EXERCISE DESCRIPTION: For the records that follow, give the number of lines containing the word "table", with no added text.

Page and application data records:

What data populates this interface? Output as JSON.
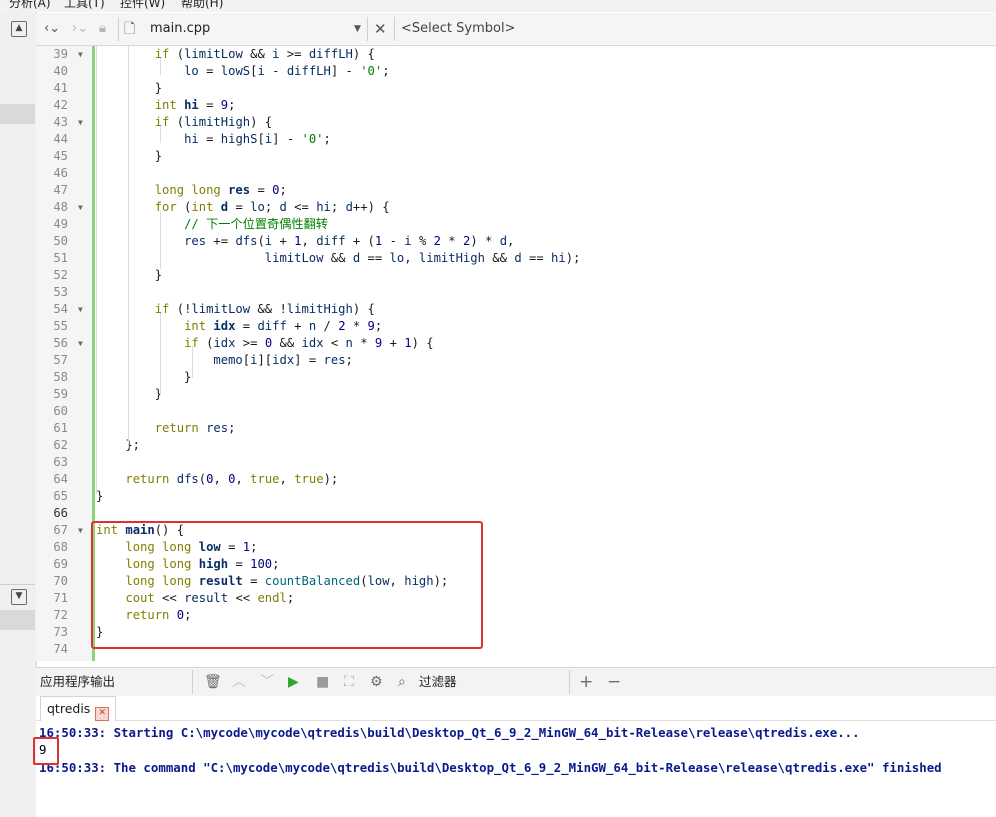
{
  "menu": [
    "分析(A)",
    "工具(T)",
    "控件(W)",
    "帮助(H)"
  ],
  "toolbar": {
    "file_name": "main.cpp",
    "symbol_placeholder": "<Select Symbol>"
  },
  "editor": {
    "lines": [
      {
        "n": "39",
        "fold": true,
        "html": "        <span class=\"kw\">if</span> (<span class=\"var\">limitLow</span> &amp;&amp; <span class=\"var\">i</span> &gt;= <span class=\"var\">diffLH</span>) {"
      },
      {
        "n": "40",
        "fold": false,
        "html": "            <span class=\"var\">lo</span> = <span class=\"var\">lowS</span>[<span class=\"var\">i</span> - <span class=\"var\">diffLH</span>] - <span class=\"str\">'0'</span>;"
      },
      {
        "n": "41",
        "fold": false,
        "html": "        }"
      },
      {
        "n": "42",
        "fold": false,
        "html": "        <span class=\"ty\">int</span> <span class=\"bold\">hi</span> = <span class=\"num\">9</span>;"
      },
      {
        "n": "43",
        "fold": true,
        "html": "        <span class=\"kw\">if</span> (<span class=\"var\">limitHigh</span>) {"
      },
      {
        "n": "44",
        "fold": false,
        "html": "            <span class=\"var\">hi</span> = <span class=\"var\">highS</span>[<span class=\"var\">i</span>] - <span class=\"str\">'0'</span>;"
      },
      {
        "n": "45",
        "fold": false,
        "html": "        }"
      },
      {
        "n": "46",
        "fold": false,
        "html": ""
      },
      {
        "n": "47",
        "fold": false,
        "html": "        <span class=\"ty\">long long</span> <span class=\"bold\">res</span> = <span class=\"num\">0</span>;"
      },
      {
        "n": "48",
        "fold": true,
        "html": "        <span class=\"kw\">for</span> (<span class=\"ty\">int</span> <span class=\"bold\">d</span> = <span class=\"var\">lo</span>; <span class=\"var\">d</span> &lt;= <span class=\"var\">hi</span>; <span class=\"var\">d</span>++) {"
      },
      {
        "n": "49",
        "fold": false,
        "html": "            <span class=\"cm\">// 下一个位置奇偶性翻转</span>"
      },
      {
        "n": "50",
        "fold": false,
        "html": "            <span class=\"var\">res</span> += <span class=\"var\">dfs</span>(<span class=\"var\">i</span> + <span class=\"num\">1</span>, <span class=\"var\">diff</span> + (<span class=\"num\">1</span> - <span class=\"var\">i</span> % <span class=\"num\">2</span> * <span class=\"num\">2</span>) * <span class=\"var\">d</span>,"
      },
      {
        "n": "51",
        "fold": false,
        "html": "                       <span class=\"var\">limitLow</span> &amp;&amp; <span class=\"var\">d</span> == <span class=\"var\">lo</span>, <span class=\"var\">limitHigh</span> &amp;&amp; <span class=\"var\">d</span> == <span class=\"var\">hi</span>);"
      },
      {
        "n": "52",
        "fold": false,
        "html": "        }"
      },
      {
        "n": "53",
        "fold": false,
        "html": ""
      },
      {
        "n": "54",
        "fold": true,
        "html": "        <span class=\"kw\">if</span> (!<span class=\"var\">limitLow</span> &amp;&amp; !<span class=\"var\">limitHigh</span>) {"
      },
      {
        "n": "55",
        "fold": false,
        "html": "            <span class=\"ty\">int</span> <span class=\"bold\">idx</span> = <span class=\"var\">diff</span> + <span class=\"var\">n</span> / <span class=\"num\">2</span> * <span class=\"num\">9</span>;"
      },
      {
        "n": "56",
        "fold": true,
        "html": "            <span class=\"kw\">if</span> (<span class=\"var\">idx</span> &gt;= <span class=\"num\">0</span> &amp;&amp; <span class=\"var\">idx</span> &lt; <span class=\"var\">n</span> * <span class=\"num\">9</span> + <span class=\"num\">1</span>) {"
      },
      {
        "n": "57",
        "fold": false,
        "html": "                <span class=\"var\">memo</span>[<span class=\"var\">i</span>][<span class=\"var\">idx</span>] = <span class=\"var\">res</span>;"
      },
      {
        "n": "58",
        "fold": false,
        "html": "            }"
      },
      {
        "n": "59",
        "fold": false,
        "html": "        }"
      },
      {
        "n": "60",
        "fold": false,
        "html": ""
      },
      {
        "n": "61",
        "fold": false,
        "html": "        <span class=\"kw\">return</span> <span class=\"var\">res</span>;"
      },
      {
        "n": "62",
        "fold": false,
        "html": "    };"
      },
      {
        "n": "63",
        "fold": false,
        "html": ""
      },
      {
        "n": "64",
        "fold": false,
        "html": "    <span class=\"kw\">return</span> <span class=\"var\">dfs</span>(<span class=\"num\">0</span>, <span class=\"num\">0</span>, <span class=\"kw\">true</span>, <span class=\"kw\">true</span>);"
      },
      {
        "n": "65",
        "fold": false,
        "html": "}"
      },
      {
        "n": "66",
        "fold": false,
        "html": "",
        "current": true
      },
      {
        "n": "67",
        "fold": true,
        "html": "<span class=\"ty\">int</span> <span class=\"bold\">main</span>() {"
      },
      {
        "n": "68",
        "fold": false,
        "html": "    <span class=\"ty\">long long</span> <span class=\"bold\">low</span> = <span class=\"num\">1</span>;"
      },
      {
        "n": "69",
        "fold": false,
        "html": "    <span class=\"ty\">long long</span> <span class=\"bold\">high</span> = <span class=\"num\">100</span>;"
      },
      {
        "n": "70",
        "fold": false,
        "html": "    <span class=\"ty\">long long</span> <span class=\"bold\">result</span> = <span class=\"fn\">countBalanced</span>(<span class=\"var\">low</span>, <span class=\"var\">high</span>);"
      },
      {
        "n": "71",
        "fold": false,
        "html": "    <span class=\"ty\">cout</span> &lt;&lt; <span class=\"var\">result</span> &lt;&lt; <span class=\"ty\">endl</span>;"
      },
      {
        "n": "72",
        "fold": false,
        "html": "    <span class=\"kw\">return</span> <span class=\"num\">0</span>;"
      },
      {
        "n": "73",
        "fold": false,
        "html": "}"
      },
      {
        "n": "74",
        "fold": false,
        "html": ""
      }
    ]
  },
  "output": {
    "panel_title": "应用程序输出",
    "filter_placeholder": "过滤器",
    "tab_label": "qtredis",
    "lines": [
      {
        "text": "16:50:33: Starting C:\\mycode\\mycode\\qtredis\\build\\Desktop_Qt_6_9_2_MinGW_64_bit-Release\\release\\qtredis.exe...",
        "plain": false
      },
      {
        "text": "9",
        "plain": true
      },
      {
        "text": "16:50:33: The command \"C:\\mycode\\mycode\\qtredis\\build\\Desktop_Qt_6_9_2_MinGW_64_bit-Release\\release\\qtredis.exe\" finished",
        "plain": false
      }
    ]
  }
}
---
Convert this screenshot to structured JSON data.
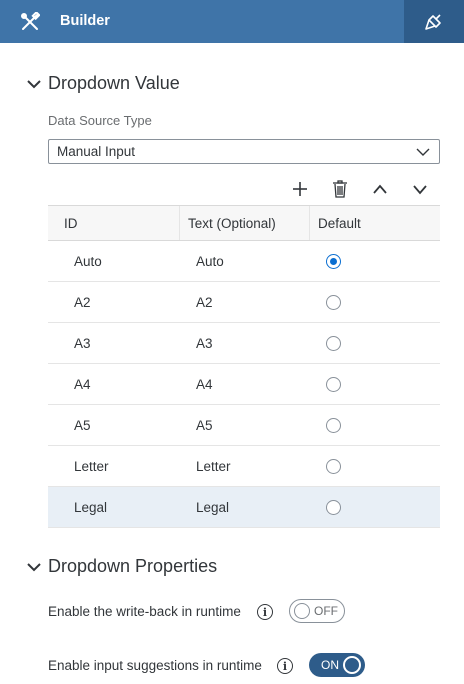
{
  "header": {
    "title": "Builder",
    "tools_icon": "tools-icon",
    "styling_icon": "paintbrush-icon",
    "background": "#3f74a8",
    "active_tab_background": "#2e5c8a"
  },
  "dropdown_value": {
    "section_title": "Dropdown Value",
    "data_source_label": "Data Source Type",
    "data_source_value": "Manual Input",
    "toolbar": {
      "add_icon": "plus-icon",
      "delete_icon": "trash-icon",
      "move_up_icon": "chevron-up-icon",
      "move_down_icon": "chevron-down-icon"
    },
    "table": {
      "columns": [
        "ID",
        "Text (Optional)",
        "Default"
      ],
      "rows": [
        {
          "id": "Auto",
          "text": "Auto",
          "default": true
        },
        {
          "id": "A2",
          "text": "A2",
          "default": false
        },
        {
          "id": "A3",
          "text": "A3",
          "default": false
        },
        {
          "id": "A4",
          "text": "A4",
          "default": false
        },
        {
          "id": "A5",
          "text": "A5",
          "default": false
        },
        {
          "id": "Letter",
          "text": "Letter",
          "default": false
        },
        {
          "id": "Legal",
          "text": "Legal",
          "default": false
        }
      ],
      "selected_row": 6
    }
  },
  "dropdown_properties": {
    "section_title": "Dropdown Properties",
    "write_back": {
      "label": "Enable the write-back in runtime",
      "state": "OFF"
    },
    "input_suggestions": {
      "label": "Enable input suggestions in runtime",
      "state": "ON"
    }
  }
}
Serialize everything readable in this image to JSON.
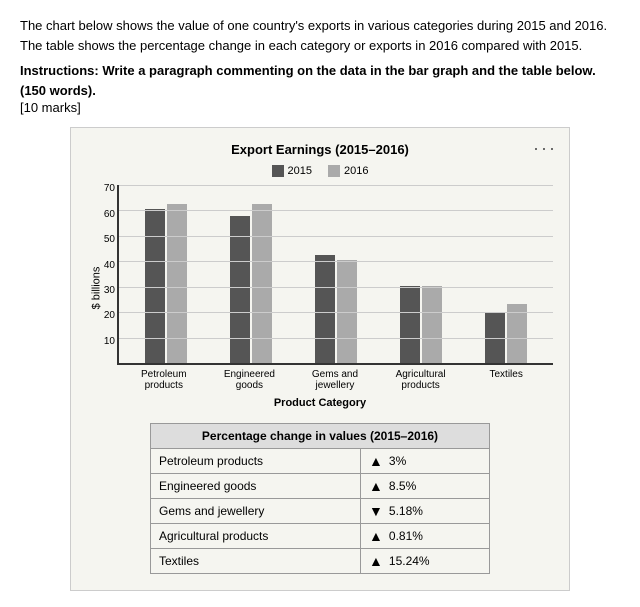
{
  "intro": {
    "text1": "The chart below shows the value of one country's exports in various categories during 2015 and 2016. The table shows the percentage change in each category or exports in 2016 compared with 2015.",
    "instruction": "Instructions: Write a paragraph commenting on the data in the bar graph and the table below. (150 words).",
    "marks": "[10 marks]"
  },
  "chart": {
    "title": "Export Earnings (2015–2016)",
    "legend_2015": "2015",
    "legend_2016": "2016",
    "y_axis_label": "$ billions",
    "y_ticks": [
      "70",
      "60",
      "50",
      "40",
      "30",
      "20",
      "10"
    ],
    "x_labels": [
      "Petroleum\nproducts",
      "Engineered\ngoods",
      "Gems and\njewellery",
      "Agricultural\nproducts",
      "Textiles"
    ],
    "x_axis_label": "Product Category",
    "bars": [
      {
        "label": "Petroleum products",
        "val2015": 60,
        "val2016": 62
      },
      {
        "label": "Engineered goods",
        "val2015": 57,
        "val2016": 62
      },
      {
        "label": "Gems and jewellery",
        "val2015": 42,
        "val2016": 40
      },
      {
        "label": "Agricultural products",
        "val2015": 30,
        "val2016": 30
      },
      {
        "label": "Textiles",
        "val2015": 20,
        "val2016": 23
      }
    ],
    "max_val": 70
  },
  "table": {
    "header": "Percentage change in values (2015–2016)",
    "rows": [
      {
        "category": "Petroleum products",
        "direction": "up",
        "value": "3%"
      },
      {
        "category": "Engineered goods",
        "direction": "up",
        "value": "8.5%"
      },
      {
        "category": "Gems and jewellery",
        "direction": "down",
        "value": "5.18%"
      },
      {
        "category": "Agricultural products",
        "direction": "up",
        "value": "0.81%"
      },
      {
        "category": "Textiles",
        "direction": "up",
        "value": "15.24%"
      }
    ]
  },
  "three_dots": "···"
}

SOLUTION TO THE PROBLEM: 4